***** AVAILABLE DATA

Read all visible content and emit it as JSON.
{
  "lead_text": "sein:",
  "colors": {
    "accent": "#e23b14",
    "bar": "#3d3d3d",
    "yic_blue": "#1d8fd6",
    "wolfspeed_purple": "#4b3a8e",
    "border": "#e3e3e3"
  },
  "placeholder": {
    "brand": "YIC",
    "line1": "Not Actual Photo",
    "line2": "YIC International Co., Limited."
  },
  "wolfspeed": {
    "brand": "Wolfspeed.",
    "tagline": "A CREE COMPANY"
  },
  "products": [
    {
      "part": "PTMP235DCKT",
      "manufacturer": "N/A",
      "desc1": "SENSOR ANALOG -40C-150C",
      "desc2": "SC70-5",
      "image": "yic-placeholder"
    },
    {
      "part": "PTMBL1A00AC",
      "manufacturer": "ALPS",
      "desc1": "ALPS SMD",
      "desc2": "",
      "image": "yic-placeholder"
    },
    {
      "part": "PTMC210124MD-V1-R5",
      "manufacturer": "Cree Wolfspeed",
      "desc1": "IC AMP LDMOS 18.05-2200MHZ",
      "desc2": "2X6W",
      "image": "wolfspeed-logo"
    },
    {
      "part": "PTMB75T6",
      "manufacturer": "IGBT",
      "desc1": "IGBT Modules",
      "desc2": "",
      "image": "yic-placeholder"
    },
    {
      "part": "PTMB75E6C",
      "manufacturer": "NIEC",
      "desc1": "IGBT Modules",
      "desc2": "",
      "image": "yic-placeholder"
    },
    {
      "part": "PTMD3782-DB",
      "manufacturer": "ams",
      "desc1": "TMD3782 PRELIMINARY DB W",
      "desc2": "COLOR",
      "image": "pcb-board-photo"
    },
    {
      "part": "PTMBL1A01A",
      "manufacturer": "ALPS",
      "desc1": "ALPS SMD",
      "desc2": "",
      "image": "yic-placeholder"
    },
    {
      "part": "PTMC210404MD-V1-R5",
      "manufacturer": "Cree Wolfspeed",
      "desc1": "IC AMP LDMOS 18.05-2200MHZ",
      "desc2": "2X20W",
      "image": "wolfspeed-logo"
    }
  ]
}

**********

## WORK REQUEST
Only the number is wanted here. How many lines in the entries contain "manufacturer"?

## EXPECTED ANSWER
8